Website and app data records
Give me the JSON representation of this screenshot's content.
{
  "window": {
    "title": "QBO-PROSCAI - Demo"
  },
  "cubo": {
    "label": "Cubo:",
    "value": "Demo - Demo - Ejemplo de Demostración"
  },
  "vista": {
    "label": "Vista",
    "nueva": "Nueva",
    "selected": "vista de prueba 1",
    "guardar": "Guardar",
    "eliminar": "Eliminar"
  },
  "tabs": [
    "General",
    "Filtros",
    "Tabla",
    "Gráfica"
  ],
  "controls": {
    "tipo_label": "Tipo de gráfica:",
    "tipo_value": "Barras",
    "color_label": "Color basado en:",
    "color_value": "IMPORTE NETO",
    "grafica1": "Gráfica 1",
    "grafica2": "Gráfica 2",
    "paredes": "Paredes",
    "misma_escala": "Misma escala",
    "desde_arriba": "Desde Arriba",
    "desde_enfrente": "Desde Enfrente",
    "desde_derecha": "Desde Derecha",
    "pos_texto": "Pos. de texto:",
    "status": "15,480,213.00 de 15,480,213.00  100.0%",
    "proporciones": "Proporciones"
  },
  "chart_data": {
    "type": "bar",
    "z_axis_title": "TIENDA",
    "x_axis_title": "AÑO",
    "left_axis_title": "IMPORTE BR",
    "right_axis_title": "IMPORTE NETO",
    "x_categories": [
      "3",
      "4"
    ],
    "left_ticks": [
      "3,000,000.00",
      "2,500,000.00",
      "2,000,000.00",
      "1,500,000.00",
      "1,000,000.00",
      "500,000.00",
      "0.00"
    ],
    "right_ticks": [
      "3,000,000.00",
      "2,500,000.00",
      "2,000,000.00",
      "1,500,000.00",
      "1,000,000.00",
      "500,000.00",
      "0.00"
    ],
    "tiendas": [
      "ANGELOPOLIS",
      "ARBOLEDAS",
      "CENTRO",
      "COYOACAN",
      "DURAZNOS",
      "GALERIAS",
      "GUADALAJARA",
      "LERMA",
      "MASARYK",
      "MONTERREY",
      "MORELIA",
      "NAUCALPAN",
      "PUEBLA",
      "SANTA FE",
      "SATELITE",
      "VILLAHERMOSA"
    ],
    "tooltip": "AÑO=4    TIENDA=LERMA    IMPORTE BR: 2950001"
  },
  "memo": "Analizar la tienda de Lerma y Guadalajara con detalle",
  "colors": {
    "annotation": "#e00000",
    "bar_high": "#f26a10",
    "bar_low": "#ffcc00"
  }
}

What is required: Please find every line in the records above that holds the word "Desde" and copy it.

Written answer:
    "desde_arriba": "Desde Arriba",
    "desde_enfrente": "Desde Enfrente",
    "desde_derecha": "Desde Derecha",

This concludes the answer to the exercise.